Collection entries
○ ○ ○ ○ ○

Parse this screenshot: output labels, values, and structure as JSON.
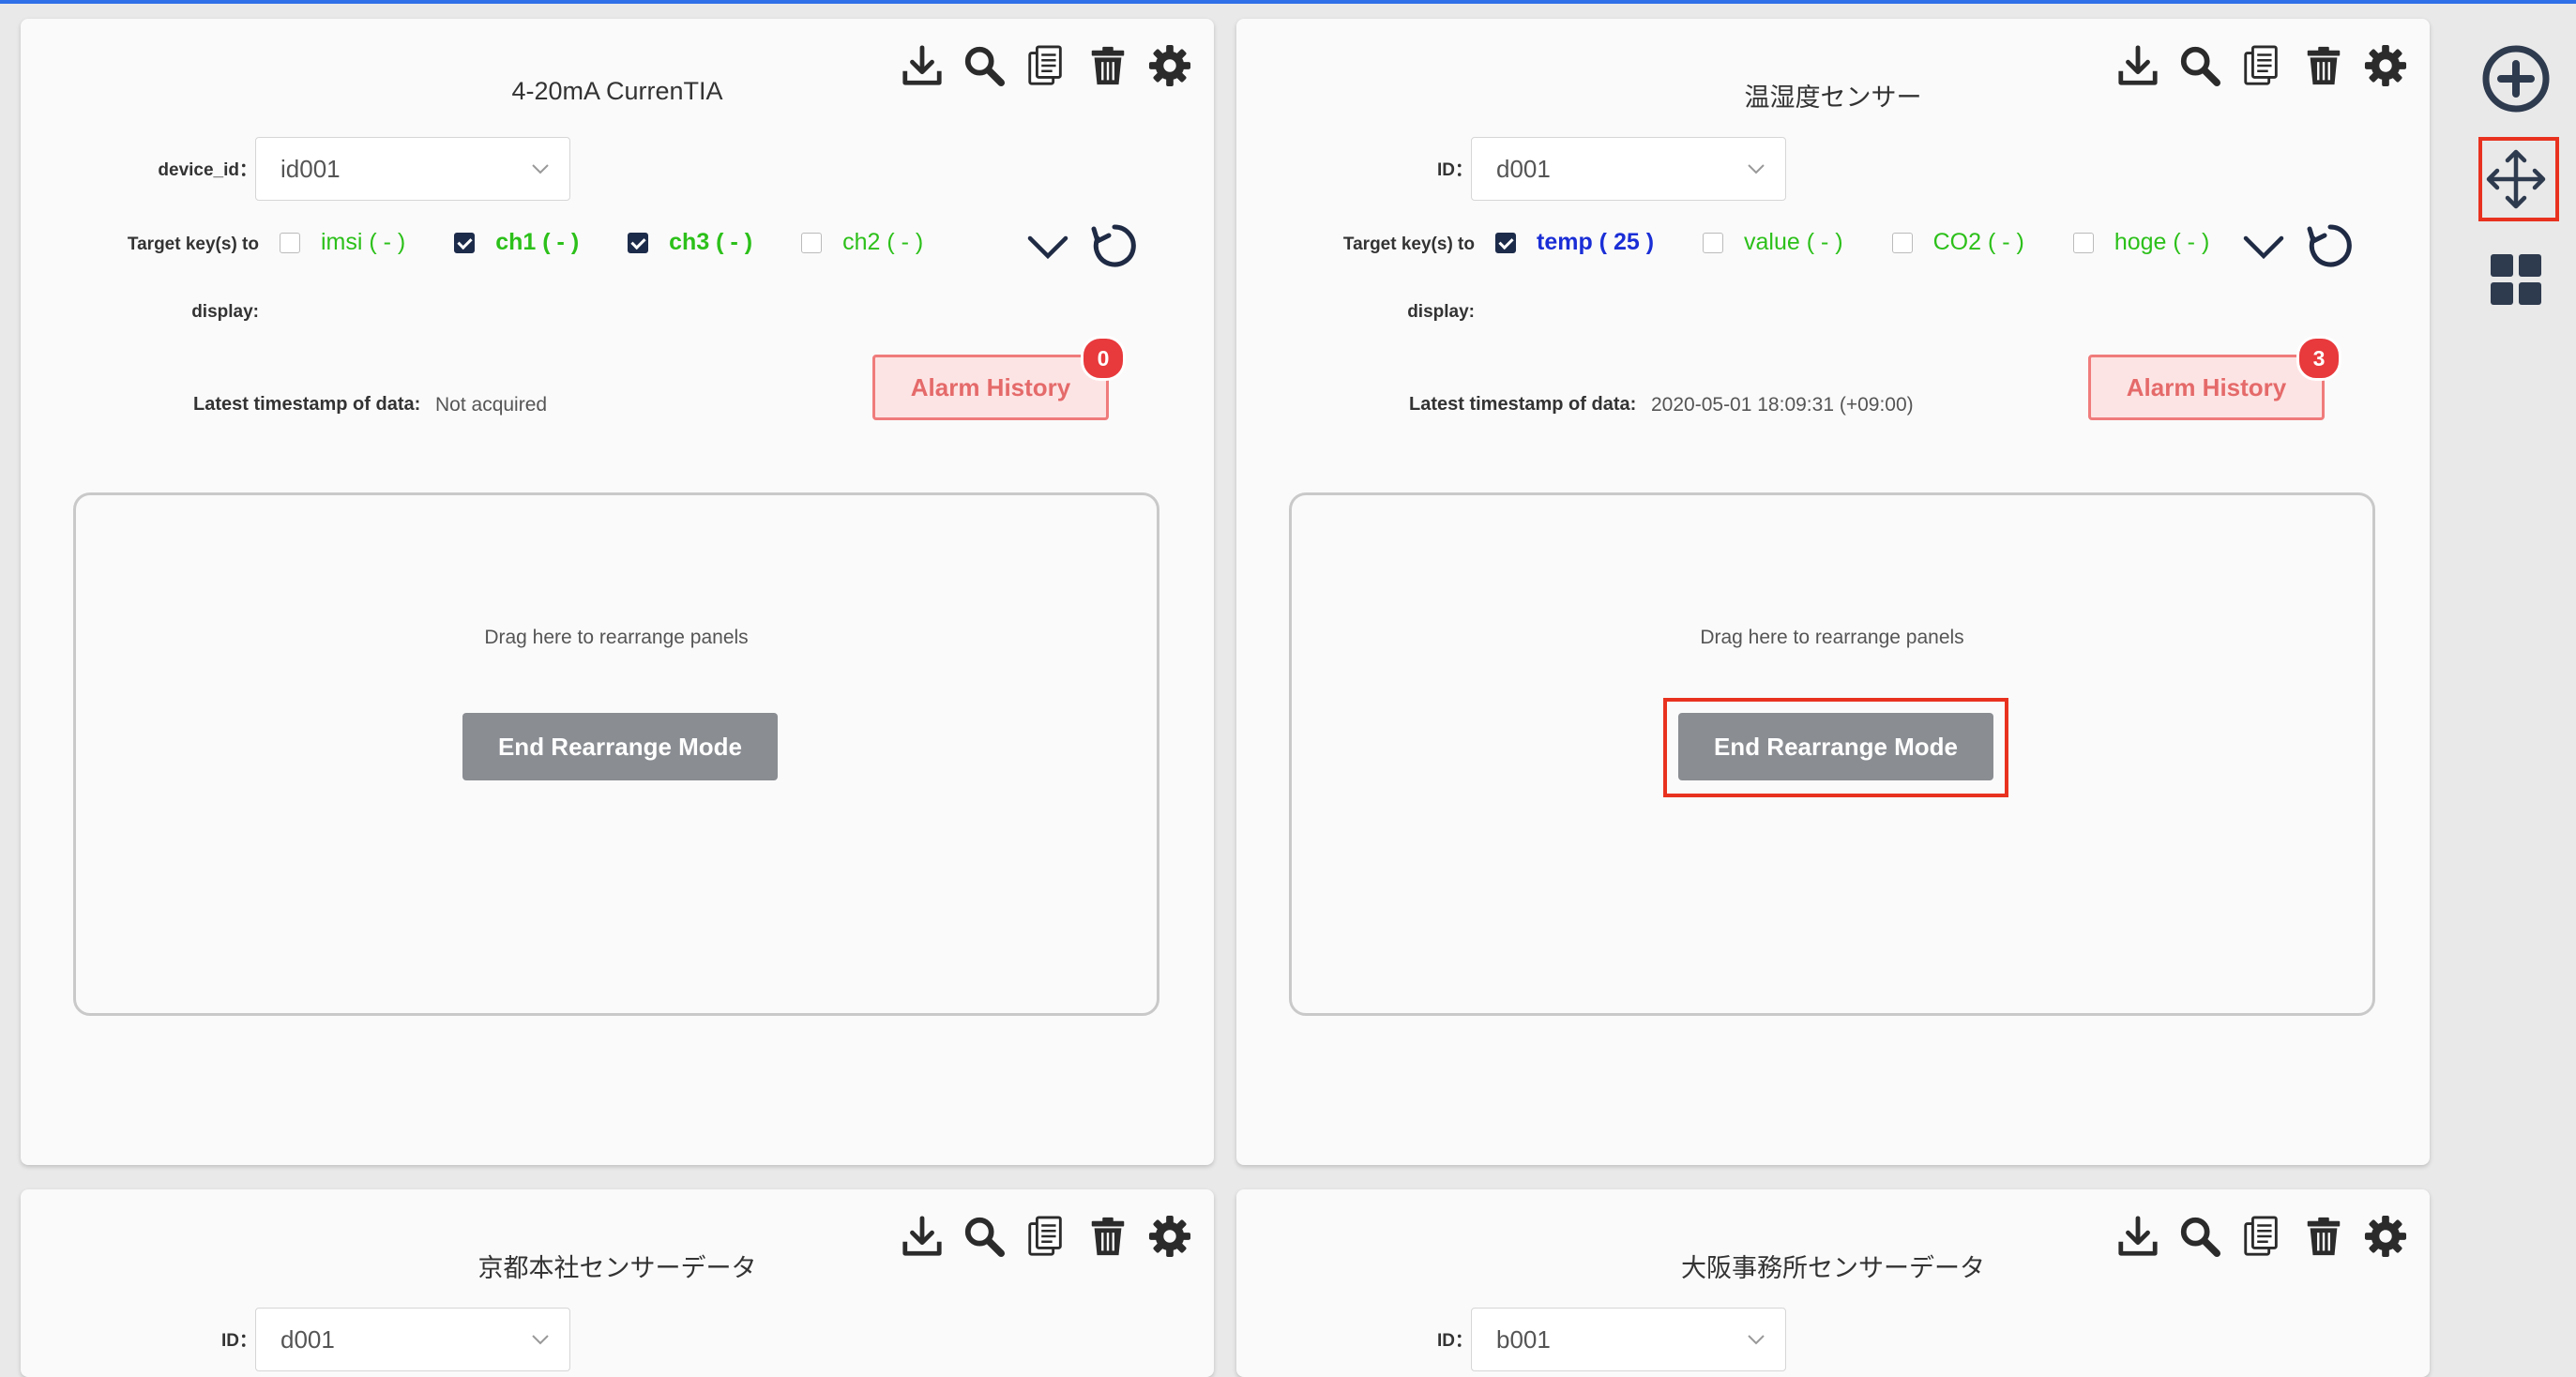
{
  "panels": [
    {
      "title": "4-20mA CurrenTIA",
      "id_label": "device_id：",
      "id_value": "id001",
      "target_label_line1": "Target key(s) to",
      "target_label_line2": "display:",
      "keys": [
        {
          "label": "imsi ( - )",
          "checked": false
        },
        {
          "label": "ch1 ( - )",
          "checked": true
        },
        {
          "label": "ch3 ( - )",
          "checked": true
        },
        {
          "label": "ch2 ( - )",
          "checked": false
        }
      ],
      "timestamp_label": "Latest timestamp of data:",
      "timestamp_value": "Not acquired",
      "alarm_label": "Alarm History",
      "alarm_count": "0",
      "drag_text": "Drag here to rearrange panels",
      "end_button": "End Rearrange Mode"
    },
    {
      "title": "温湿度センサー",
      "id_label": "ID：",
      "id_value": "d001",
      "target_label_line1": "Target key(s) to",
      "target_label_line2": "display:",
      "keys": [
        {
          "label": "temp ( 25 )",
          "checked": true
        },
        {
          "label": "value ( - )",
          "checked": false
        },
        {
          "label": "CO2 ( - )",
          "checked": false
        },
        {
          "label": "hoge ( - )",
          "checked": false
        }
      ],
      "timestamp_label": "Latest timestamp of data:",
      "timestamp_value": "2020-05-01 18:09:31 (+09:00)",
      "alarm_label": "Alarm History",
      "alarm_count": "3",
      "drag_text": "Drag here to rearrange panels",
      "end_button": "End Rearrange Mode"
    },
    {
      "title": "京都本社センサーデータ",
      "id_label": "ID：",
      "id_value": "d001"
    },
    {
      "title": "大阪事務所センサーデータ",
      "id_label": "ID：",
      "id_value": "b001"
    }
  ],
  "toolbar_icons": [
    "download-icon",
    "search-icon",
    "copy-icon",
    "trash-icon",
    "gear-icon"
  ],
  "sidebar_icons": [
    "add-circle-icon",
    "move-arrows-icon",
    "grid-icon"
  ],
  "colors": {
    "key_green": "#2cc01a",
    "key_blue": "#1a2ed6",
    "alarm_border": "#f07b7b",
    "badge": "#e8393c",
    "highlight": "#e8321f",
    "end_button": "#8a8d92",
    "top_line": "#2f6fe8"
  }
}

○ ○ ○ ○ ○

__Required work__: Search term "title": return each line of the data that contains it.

__Response to this task__:
      "title": "4-20mA CurrenTIA",
      "title": "温湿度センサー",
      "title": "京都本社センサーデータ",
      "title": "大阪事務所センサーデータ",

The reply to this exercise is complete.